(DATASET EXCERPTS Opens)

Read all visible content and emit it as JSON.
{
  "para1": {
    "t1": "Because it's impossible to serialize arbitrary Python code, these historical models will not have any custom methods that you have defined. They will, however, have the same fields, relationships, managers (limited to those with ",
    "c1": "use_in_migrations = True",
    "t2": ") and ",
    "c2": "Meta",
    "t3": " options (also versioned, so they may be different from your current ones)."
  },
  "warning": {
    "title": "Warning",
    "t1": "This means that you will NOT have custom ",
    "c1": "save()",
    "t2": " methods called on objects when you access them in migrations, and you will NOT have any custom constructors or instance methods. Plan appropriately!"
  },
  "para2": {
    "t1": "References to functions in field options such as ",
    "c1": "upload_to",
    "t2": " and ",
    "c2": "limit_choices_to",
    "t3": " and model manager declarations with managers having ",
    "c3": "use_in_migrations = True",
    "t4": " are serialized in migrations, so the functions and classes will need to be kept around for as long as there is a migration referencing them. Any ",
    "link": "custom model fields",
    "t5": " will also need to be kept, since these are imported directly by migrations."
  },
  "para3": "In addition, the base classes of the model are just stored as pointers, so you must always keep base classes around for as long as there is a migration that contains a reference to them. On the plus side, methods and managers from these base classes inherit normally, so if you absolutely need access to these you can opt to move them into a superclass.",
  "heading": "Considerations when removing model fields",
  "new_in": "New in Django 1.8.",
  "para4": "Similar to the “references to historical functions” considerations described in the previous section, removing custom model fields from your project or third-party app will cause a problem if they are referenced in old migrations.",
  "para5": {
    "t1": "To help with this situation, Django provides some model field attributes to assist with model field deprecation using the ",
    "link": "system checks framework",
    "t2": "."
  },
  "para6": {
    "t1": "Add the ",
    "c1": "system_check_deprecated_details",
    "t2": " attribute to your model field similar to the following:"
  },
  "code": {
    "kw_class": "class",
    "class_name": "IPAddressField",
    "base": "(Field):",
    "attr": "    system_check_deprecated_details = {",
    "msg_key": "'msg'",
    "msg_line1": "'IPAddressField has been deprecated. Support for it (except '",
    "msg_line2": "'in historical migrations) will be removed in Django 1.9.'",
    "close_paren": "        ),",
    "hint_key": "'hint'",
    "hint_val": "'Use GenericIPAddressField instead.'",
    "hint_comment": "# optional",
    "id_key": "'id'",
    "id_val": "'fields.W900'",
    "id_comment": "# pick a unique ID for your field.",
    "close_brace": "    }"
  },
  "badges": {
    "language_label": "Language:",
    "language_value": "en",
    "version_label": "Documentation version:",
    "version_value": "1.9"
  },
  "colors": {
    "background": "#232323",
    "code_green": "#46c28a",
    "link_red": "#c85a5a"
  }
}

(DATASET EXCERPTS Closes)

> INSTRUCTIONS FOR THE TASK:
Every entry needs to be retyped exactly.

> TASK RESPONSE:
Read all visible content and emit it as JSON.
{
  "para1": {
    "t1": "Because it's impossible to serialize arbitrary Python code, these historical models will not have any custom methods that you have defined. They will, however, have the same fields, relationships, managers (limited to those with ",
    "c1": "use_in_migrations = True",
    "t2": ") and ",
    "c2": "Meta",
    "t3": " options (also versioned, so they may be different from your current ones)."
  },
  "warning": {
    "title": "Warning",
    "t1": "This means that you will NOT have custom ",
    "c1": "save()",
    "t2": " methods called on objects when you access them in migrations, and you will NOT have any custom constructors or instance methods. Plan appropriately!"
  },
  "para2": {
    "t1": "References to functions in field options such as ",
    "c1": "upload_to",
    "t2": " and ",
    "c2": "limit_choices_to",
    "t3": " and model manager declarations with managers having ",
    "c3": "use_in_migrations = True",
    "t4": " are serialized in migrations, so the functions and classes will need to be kept around for as long as there is a migration referencing them. Any ",
    "link": "custom model fields",
    "t5": " will also need to be kept, since these are imported directly by migrations."
  },
  "para3": "In addition, the base classes of the model are just stored as pointers, so you must always keep base classes around for as long as there is a migration that contains a reference to them. On the plus side, methods and managers from these base classes inherit normally, so if you absolutely need access to these you can opt to move them into a superclass.",
  "heading": "Considerations when removing model fields",
  "new_in": "New in Django 1.8.",
  "para4": "Similar to the “references to historical functions” considerations described in the previous section, removing custom model fields from your project or third-party app will cause a problem if they are referenced in old migrations.",
  "para5": {
    "t1": "To help with this situation, Django provides some model field attributes to assist with model field deprecation using the ",
    "link": "system checks framework",
    "t2": "."
  },
  "para6": {
    "t1": "Add the ",
    "c1": "system_check_deprecated_details",
    "t2": " attribute to your model field similar to the following:"
  },
  "code": {
    "kw_class": "class",
    "class_name": "IPAddressField",
    "base": "(Field):",
    "attr": "    system_check_deprecated_details = {",
    "msg_key": "'msg'",
    "msg_line1": "'IPAddressField has been deprecated. Support for it (except '",
    "msg_line2": "'in historical migrations) will be removed in Django 1.9.'",
    "close_paren": "        ),",
    "hint_key": "'hint'",
    "hint_val": "'Use GenericIPAddressField instead.'",
    "hint_comment": "# optional",
    "id_key": "'id'",
    "id_val": "'fields.W900'",
    "id_comment": "# pick a unique ID for your field.",
    "close_brace": "    }"
  },
  "badges": {
    "language_label": "Language:",
    "language_value": "en",
    "version_label": "Documentation version:",
    "version_value": "1.9"
  },
  "colors": {
    "background": "#232323",
    "code_green": "#46c28a",
    "link_red": "#c85a5a"
  }
}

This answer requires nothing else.